_Your objective_.
If a picture appears in the records, skip it; copy everything else exactly.

[Start of section]

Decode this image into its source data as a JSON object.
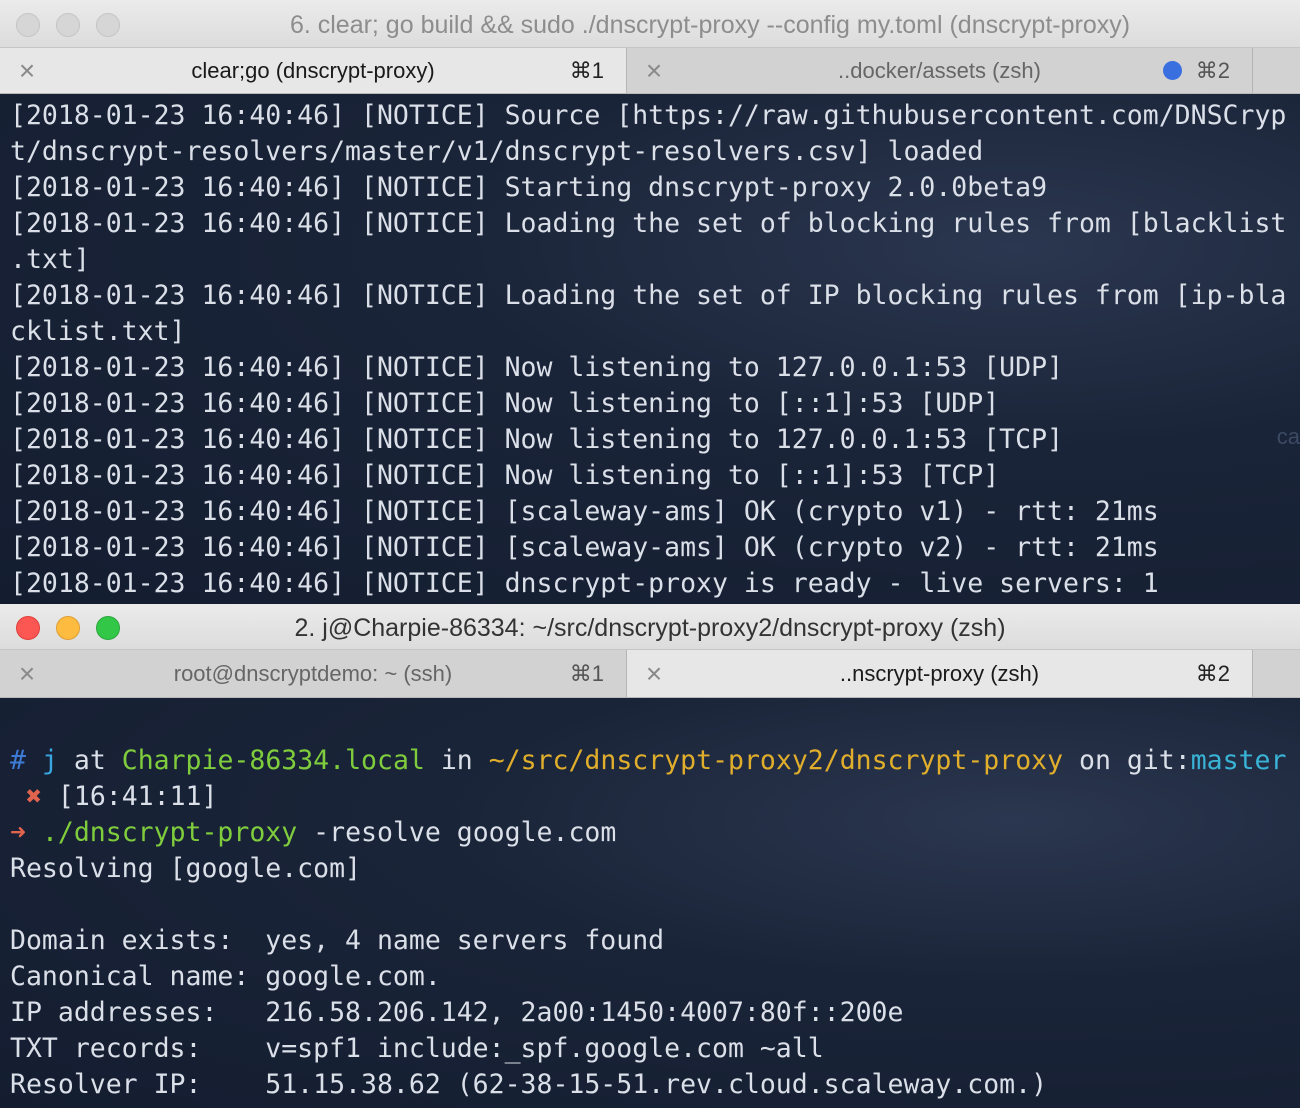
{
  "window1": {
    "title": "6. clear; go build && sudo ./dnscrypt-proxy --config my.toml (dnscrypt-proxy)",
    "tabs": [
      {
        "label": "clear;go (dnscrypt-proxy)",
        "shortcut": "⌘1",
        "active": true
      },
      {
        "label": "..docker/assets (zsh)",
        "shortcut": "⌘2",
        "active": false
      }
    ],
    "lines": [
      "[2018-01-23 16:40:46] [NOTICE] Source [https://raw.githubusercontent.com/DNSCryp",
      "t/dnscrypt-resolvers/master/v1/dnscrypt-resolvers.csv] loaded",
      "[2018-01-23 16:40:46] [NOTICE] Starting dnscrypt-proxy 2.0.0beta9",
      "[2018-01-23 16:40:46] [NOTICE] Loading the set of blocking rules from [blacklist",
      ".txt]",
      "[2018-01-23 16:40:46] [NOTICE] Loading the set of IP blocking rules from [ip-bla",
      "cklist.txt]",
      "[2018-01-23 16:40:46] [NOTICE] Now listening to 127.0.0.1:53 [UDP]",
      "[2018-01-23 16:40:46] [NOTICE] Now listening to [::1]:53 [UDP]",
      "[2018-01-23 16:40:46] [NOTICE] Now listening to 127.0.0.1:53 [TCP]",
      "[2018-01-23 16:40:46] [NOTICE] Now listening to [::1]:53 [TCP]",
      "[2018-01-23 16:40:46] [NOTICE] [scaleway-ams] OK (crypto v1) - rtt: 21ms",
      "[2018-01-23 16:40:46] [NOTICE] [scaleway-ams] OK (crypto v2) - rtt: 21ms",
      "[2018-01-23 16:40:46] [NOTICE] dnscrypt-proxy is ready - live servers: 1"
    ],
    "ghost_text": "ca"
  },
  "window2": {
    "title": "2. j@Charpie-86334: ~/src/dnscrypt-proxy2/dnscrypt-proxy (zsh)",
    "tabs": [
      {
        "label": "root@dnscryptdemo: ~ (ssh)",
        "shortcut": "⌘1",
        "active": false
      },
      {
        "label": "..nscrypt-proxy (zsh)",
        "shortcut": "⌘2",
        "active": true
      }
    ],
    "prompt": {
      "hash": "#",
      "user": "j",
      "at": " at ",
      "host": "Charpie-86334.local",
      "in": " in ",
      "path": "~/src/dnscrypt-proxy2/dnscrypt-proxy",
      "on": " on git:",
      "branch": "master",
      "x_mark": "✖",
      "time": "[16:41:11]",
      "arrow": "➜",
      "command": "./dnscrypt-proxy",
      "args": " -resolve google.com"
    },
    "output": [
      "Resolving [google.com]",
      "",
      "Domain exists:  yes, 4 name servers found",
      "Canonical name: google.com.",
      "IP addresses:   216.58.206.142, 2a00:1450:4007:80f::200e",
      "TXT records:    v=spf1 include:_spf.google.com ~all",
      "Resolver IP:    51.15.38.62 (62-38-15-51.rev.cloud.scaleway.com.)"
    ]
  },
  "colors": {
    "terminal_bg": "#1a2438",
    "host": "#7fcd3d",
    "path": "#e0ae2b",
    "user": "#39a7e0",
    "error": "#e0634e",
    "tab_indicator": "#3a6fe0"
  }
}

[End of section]

_Task solution_.
Decode this image into its source data as a JSON object.
{
  "window1": {
    "title": "6. clear; go build && sudo ./dnscrypt-proxy --config my.toml (dnscrypt-proxy)",
    "tabs": [
      {
        "label": "clear;go (dnscrypt-proxy)",
        "shortcut": "⌘1",
        "active": true
      },
      {
        "label": "..docker/assets (zsh)",
        "shortcut": "⌘2",
        "active": false
      }
    ],
    "lines": [
      "[2018-01-23 16:40:46] [NOTICE] Source [https://raw.githubusercontent.com/DNSCryp",
      "t/dnscrypt-resolvers/master/v1/dnscrypt-resolvers.csv] loaded",
      "[2018-01-23 16:40:46] [NOTICE] Starting dnscrypt-proxy 2.0.0beta9",
      "[2018-01-23 16:40:46] [NOTICE] Loading the set of blocking rules from [blacklist",
      ".txt]",
      "[2018-01-23 16:40:46] [NOTICE] Loading the set of IP blocking rules from [ip-bla",
      "cklist.txt]",
      "[2018-01-23 16:40:46] [NOTICE] Now listening to 127.0.0.1:53 [UDP]",
      "[2018-01-23 16:40:46] [NOTICE] Now listening to [::1]:53 [UDP]",
      "[2018-01-23 16:40:46] [NOTICE] Now listening to 127.0.0.1:53 [TCP]",
      "[2018-01-23 16:40:46] [NOTICE] Now listening to [::1]:53 [TCP]",
      "[2018-01-23 16:40:46] [NOTICE] [scaleway-ams] OK (crypto v1) - rtt: 21ms",
      "[2018-01-23 16:40:46] [NOTICE] [scaleway-ams] OK (crypto v2) - rtt: 21ms",
      "[2018-01-23 16:40:46] [NOTICE] dnscrypt-proxy is ready - live servers: 1"
    ],
    "ghost_text": "ca"
  },
  "window2": {
    "title": "2. j@Charpie-86334: ~/src/dnscrypt-proxy2/dnscrypt-proxy (zsh)",
    "tabs": [
      {
        "label": "root@dnscryptdemo: ~ (ssh)",
        "shortcut": "⌘1",
        "active": false
      },
      {
        "label": "..nscrypt-proxy (zsh)",
        "shortcut": "⌘2",
        "active": true
      }
    ],
    "prompt": {
      "hash": "#",
      "user": "j",
      "at": " at ",
      "host": "Charpie-86334.local",
      "in": " in ",
      "path": "~/src/dnscrypt-proxy2/dnscrypt-proxy",
      "on": " on git:",
      "branch": "master",
      "x_mark": "✖",
      "time": "[16:41:11]",
      "arrow": "➜",
      "command": "./dnscrypt-proxy",
      "args": " -resolve google.com"
    },
    "output": [
      "Resolving [google.com]",
      "",
      "Domain exists:  yes, 4 name servers found",
      "Canonical name: google.com.",
      "IP addresses:   216.58.206.142, 2a00:1450:4007:80f::200e",
      "TXT records:    v=spf1 include:_spf.google.com ~all",
      "Resolver IP:    51.15.38.62 (62-38-15-51.rev.cloud.scaleway.com.)"
    ]
  },
  "colors": {
    "terminal_bg": "#1a2438",
    "host": "#7fcd3d",
    "path": "#e0ae2b",
    "user": "#39a7e0",
    "error": "#e0634e",
    "tab_indicator": "#3a6fe0"
  }
}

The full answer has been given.